Jim Collins in "Good to Great" describes a giant flywheel that takes the great effort of a constantly applied "push" to get the flywheel to begin to move. The pushes can't be sporadic or intermittent, the push needs to be constant and continuous. Only then will the flywheel begin to move. And the more pressure is applied continuously the faster the flywheel will turn. Eventually the flywheel will begin to whip around at high speeds based on its own accord and the energy you've invested in to the push.

This same philosophy applies, I believe, to the four steps essential for success. There has to be constant and continuous effort to make the four steps part of the every day. They don't work if you come back to them on the occasion of a burst of energy or epiphany. They need to be part of the fabric of your every day life.

Do not forget them in the din of the everyday - put them at the top of your list of daily activities. Water them and watch them grow in to the success you want.

Monday, April 23, 2007

Overcoming Fear

Fear, the worst of all enemies, can be effectively cured by forced repetition of acts of courage. - Napoleon Hill

I love this statement - the truth in it is astounding. I recall the fear I had, and sometimes still have at standing up for myself. A small act of courage perhaps, but no easy act for me. When I was younger my mom fought all my battles for me; this lead to me ducking many difficult situations later in life because I was incapable of effectively dealing with them. I never had to in the past.

I still get uncomfortable in confrontations, but I am less worried about the outcome now. Why? Because my wife forced me to repeatedly act with courage in sticking up for myself and our family. She doesn't let me get pushed around, but instead of fighting the battles for me she forces me to stand up for myself. I love her so much for her actions. She has helped me diminish the fear of confrontation and honesty by forcing repetition on me. It is the best medicine.

Fear will always be there, but if you can force yourself to overcome it by repeatedly engaging in acts of courage you will be able to diminish its hold on you and relegate it to one of those fleeting emotions that you have sound control over.

Sunday, April 22, 2007

It's Been a Long Time...

Wow, I have really neglected my personal blog - which is never a good thing. I have been consumed with I've posted over 200 times there since its inception a few months ago. I am also now a contributor to Bloodhound Blog and am a paid blogger for the new blog. Oh, and I also started up our company's blog at

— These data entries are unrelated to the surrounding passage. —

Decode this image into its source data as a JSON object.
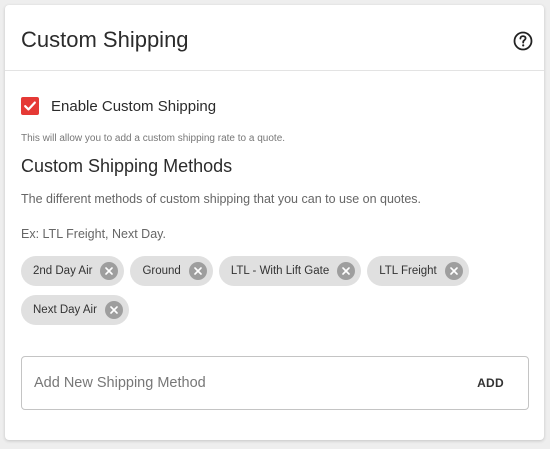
{
  "card": {
    "title": "Custom Shipping",
    "help_icon": "help-circle-icon"
  },
  "enable_custom_shipping": {
    "checked": true,
    "label": "Enable Custom Shipping",
    "helper": "This will allow you to add a custom shipping rate to a quote.",
    "checkbox_color": "#e53935"
  },
  "methods_section": {
    "title": "Custom Shipping Methods",
    "description": "The different methods of custom shipping that you can to use on quotes.",
    "example": "Ex: LTL Freight, Next Day."
  },
  "chips": [
    {
      "label": "2nd Day Air",
      "remove_icon": "close-circle-icon"
    },
    {
      "label": "Ground",
      "remove_icon": "close-circle-icon"
    },
    {
      "label": "LTL - With Lift Gate",
      "remove_icon": "close-circle-icon"
    },
    {
      "label": "LTL Freight",
      "remove_icon": "close-circle-icon"
    },
    {
      "label": "Next Day Air",
      "remove_icon": "close-circle-icon"
    }
  ],
  "add_method": {
    "placeholder": "Add New Shipping Method",
    "value": "",
    "button_label": "ADD"
  }
}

A lot of blogging. I've been reading a lot lately too and Monday I'll be posting some more of my Napoleon Hill learnings over the last few weeks.

Monday, April 9, 2007


"The starting point of all achievement is desire. ... Weak desires bring weak results, just as a small amount of fire makes a small amount of heat." - Napoleon Hill

When it comes down to difficulties (and successes) there are really only two options: 1. stand up for yourself and what you believe in or 2. pack up and go home. There isn't much else. The desire to choose yourself, to choose your success is the key to success; and it is the key to prevailing over temporary set backs. The desire to succeed, to enjoy the things in life you want to enjoy is the power that keeps the successful moving forward towards their goals in spite of great difficulties.

The weak pack up and go home. They accept what life gives them as their fate. They accept this with out any attempt to change it. The lack of desire to improve their situation is in equal proportion to the lack of power they feel to change it. Weak desires produce weak results.

Without a goal, and with out the burning desire to achieve that goal you are at the whim of the world and nature. You accept what life gives you, good or bad, because you refuse to persist to the end state you desire. Giving up because things get difficult is the surest way to failure. There is hardly a man of wealth that didn't pay for his rewards in sheer persistence in overcoming obstacles along the way.

Desire, coupled with unwavering persistence is the only way to meet your goals.